Work item →
Copies of all lines that contain "wooden" are needed; take them from the data below.

(Data section)

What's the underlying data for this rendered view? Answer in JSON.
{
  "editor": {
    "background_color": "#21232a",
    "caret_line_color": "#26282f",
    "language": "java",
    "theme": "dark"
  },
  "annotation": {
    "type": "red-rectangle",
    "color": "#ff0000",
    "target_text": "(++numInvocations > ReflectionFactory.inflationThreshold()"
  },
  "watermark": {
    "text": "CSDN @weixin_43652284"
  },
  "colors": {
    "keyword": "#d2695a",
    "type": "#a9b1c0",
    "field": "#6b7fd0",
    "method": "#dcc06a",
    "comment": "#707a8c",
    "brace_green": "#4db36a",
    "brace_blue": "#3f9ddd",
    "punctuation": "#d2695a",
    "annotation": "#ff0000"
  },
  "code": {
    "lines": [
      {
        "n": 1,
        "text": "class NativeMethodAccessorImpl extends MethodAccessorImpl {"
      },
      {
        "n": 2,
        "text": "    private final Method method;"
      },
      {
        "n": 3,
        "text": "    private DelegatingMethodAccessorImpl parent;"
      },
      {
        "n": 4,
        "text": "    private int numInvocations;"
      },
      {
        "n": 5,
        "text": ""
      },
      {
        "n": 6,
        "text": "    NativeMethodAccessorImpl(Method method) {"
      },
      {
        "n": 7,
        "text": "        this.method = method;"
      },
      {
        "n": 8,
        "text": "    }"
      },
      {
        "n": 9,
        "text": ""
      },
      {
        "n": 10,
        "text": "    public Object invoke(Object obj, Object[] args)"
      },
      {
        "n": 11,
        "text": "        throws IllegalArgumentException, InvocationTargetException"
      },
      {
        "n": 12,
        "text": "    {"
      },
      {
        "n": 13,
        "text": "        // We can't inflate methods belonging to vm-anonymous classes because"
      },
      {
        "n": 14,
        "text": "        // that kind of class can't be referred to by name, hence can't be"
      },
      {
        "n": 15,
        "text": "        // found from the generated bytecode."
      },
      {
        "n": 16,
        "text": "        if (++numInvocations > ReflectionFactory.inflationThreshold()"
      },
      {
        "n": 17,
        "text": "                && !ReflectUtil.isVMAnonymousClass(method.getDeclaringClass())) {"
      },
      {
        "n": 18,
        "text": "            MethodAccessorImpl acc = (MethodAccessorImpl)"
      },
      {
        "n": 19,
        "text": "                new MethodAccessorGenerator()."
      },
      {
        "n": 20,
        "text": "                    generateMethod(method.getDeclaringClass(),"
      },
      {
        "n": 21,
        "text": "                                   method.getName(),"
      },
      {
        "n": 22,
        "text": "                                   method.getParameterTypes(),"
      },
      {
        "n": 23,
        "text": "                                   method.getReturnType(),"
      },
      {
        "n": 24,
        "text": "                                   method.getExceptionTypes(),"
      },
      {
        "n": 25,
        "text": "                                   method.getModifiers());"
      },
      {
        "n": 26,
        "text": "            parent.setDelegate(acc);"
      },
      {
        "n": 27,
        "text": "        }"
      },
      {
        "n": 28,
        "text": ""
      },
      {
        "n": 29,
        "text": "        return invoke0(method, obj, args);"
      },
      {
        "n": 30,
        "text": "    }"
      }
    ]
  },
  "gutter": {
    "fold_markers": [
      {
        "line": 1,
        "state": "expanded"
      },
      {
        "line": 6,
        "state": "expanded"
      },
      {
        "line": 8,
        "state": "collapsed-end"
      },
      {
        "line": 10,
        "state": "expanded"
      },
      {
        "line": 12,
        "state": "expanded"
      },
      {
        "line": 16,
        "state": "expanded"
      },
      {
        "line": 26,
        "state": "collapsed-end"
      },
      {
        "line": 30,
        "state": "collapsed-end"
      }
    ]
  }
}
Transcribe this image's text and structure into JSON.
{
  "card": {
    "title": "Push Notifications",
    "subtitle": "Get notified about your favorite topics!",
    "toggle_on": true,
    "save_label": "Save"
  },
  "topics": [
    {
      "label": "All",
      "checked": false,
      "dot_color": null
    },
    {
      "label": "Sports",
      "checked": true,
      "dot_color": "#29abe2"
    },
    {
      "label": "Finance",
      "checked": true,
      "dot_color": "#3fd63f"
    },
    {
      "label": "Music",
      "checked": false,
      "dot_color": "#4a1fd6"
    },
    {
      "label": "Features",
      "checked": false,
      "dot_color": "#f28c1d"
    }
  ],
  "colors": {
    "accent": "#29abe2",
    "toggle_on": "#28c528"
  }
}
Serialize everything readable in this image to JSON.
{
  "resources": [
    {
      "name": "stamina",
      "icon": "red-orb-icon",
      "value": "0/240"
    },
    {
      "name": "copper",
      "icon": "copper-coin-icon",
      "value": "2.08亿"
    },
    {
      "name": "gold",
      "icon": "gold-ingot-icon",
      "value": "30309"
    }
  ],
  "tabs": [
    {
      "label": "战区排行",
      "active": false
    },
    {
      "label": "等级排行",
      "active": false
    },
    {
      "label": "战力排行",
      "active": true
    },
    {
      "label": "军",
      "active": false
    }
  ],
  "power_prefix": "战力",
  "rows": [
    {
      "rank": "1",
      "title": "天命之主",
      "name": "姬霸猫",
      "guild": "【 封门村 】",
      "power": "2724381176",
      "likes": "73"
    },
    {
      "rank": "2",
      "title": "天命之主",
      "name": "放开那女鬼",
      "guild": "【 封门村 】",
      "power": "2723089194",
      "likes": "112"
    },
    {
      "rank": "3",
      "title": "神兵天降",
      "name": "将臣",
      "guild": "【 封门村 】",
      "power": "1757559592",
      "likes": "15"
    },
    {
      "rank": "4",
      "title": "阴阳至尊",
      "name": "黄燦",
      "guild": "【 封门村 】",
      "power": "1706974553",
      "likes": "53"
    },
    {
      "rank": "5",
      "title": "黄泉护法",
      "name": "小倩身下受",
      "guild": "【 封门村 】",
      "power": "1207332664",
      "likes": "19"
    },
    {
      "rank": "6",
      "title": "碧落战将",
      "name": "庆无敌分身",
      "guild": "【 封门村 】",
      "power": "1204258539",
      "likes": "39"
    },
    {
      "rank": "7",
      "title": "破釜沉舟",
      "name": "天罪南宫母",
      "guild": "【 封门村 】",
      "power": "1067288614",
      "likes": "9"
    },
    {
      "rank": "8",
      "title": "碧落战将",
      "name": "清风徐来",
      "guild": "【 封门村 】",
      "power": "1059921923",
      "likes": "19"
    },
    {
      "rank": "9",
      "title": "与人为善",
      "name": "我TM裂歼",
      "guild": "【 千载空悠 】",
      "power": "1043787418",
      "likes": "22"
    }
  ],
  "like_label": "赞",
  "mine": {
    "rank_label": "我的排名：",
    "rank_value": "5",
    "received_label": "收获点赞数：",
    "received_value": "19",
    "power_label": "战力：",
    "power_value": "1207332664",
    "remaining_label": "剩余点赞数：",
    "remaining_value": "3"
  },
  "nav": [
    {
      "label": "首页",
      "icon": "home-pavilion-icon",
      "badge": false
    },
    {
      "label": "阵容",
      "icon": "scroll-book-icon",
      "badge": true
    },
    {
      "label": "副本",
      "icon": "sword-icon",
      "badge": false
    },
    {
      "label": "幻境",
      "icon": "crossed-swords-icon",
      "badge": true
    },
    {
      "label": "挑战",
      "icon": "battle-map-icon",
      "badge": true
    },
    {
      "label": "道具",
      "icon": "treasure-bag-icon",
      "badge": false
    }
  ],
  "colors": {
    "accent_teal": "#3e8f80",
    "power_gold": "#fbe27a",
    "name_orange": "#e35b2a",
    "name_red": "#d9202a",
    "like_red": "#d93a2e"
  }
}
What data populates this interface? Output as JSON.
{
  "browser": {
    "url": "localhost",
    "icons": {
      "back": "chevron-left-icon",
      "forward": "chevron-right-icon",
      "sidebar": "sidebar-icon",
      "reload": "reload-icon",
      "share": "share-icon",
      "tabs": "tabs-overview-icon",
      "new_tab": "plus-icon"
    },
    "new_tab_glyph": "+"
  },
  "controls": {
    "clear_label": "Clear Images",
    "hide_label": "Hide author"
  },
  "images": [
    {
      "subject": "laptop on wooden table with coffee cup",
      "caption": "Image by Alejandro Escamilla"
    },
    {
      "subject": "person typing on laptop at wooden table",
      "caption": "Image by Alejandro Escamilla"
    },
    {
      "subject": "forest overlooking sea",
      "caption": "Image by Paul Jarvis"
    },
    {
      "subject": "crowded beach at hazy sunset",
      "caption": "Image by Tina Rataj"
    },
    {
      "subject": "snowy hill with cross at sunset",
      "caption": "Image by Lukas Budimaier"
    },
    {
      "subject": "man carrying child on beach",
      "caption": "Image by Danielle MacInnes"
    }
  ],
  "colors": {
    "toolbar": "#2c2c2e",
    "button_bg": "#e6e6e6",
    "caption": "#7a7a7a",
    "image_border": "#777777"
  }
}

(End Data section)

Answer to the problem →
      "subject": "laptop on wooden table with coffee cup",
      "subject": "person typing on laptop at wooden table",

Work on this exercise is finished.